On a completely unrelated note, a new movie called
Guiana 1838 finally tells the tale of the arrival of Indian indentured servants to Guyana. Those people were my direct ancestors, and I’m happy their story is finally being told.

this Guyanese fellow has some personal good news. For a while now, my work has been studied at Cornell and Columbia Universities in New York. Last year both, Ryerson University (in Toronto) and the University of New Brunswick (in Fredericton) added my bibliography to their English classes. And today I learned that my short story “Motherland” is being included as material for a new undergraduate course called “India, Life, Culture, and the Arts.” Whoohoo!

Don’t forget, if you live in Toronto, try to attend our fundraising event at Andy Pool Hall tonight!

Fundraising Events in Toronto

It’s unlike me to post twice on the same day, but this is important. Our tsunami relief group, the Canadian Committee for Relief to Eastern Province, has scored three exciting fundraising events in Toronto. The first one is tomorrow. Come if you can. If you can’t, please share this info with those who might:

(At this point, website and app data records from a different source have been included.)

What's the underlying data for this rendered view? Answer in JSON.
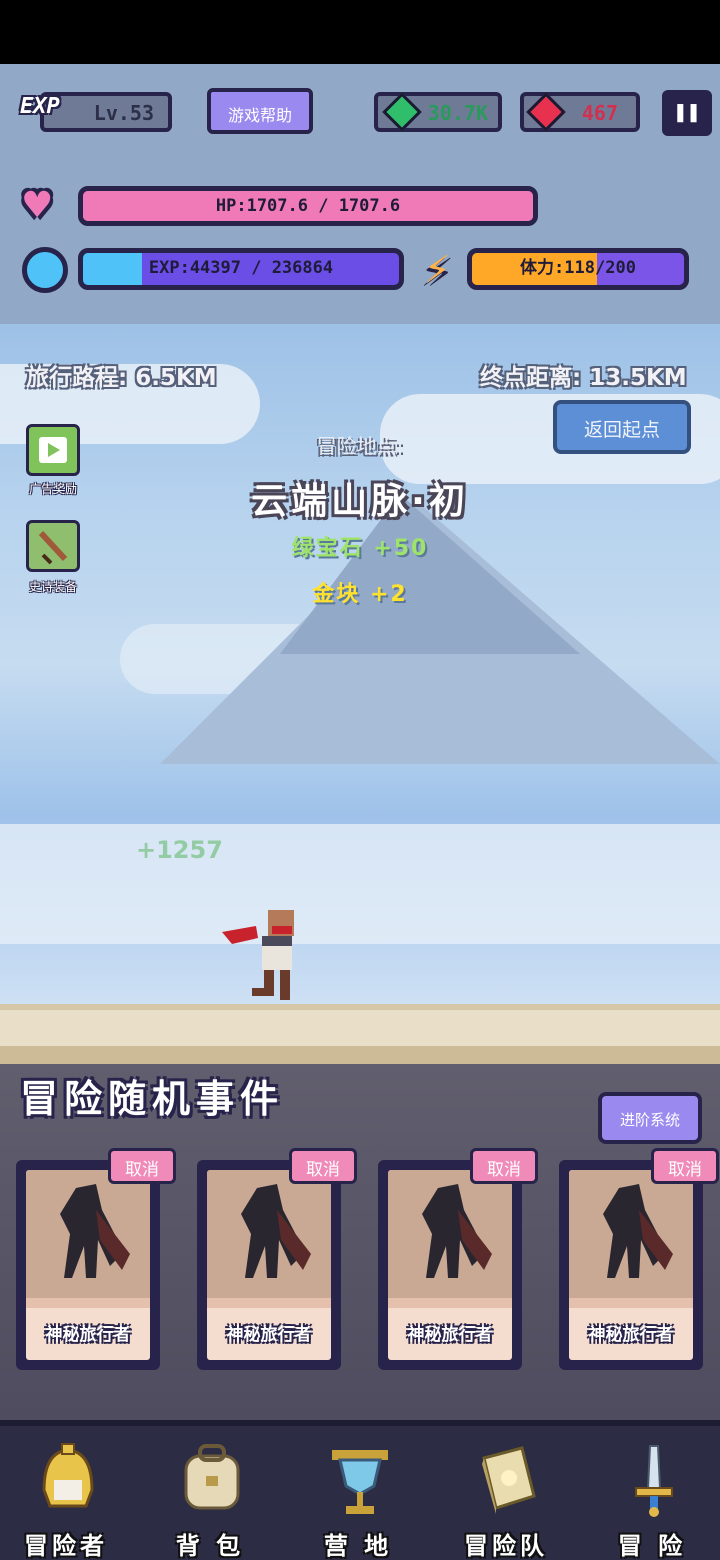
{
  "hud": {
    "exp_badge": "EXP",
    "level": "Lv.53",
    "help_button": "游戏帮助",
    "gems": "30.7K",
    "rubies": "467",
    "pause_icon": "pause-icon",
    "hp_text": "HP:1707.6 / 1707.6",
    "hp_fill": 1.0,
    "exp_text": "EXP:44397 / 236864",
    "exp_fill": 0.187,
    "stamina_text": "体力:118/200",
    "stamina_fill": 0.59,
    "colors": {
      "hp": "#f07ab8",
      "exp": "#4fc3f7",
      "stamina": "#ffa726",
      "panel": "#6f7a96",
      "outline": "#27234a"
    }
  },
  "journey": {
    "traveled": "旅行路程: 6.5KM",
    "remaining": "终点距离: 13.5KM",
    "return_button": "返回起点"
  },
  "side": {
    "ad_label": "广告奖励",
    "ad_icon": "play-icon",
    "epic_label": "史诗装备",
    "epic_icon": "sword-icon"
  },
  "location": {
    "label": "冒险地点:",
    "name": "云端山脉·初",
    "reward_1": "绿宝石 +50",
    "reward_2": "金块 +2",
    "floating_gain": "+1257"
  },
  "events": {
    "title": "冒险随机事件",
    "advance_button": "进阶系统",
    "cards": [
      {
        "name": "神秘旅行者",
        "cancel": "取消"
      },
      {
        "name": "神秘旅行者",
        "cancel": "取消"
      },
      {
        "name": "神秘旅行者",
        "cancel": "取消"
      },
      {
        "name": "神秘旅行者",
        "cancel": "取消"
      }
    ]
  },
  "nav": [
    {
      "label": "冒险者",
      "icon": "helmet-icon"
    },
    {
      "label": "背 包",
      "icon": "backpack-icon"
    },
    {
      "label": "营 地",
      "icon": "camp-banner-icon"
    },
    {
      "label": "冒险队",
      "icon": "book-icon"
    },
    {
      "label": "冒 险",
      "icon": "sword-icon"
    }
  ]
}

1.Wednesday Jan 5th @ Andy Pool Hall (489 College St)

Better-times music provided by DJs:

Hatiras, Matt C, DJ Dayhota, Dino & Terry, DJ Krista, Denise Benson,

Charles Lewis, Dany V., Adam Nathan, Justin Medved, Amir Ebrahimnia,

Whitney Baker, Tee Loo’s Kitchen, Joel Smye, Simon Rojas, Andrew

Allsgood, DJ Zahra, and Marc de Breyne with many more supporters!

7pm-2:30 AM

Minimum donation: $5

All money raised at the door, a percentage of bar sales, and the proceedsof the auction (featuring products from Puma Clothing, Prize Records, Crash Records and Bustle Clothing) will be donated.

2. Thursday Jan 13th @ The Embassy (223 Augusta Ave)

Hosted by Nirmala from Controller Controller, with DJs

DJ Serious, Mike Tull, Denise Benson, Brenden Canning Broken Social

Scene, Abacus, DJ Nav, John Kong, Son of S.O.U.L., Dalia, Dj Nana,

Jocelyn D, DJ Nav, John Kong, Noel Nanton, Kola, Chocolate, Sonar, DJ Amita


$10 – $50 sliding scale

3. Friday Jan 21: The big one…. Legendary South Asian singer Shahid

Ali Khan will perform at the Gladstone Hotel (1214 Queen Street W.)

7pm onward

$10 in advance (

$15 at the door

Khan is a disciple of the late great Qawwali singer Nusrat Fateh Ali

Khan. This is a huge deal.

More seriousness

I’d forgotten that I’d sent my two tsunami articles to, and apparently they’d forgotten to inform me that they’d published them! Both pieces appear here.

The horrors in post-tsunami SE Asia continue to mount. There are new reports of organized abuse of women and children in the refugee shelters, including the gang rape of children. As many have been saying for some time, the wave was only the beginning of the misery; this is a longterm tragedy.

Then there’s this doofus named David Holcberg who’s arguing that the USA and other rich nations should not be sending financial aid to SE Asia, pretty much because government money should be spent on domestic issues only. Unsurprisingly, he writes this for the Ayn Rand Institute. Interesting how conservative think tanks have no problem spending hundreds of billions bombing other countries, but balk at spending a few million to help them.

Let me spell it out for you, Holcberg: if you don’t want to give because it’s morally right, then do it for selfish reasons. SE Asia’s collapse means a greater probability of the collapse of the world banking system, a dramatic decline in the purchasing power of big markets for the USA and increased instability in places like Indonesia where anti-US rebels are already making headway. See? Keeping SE Asia safe and happy is best for everyone.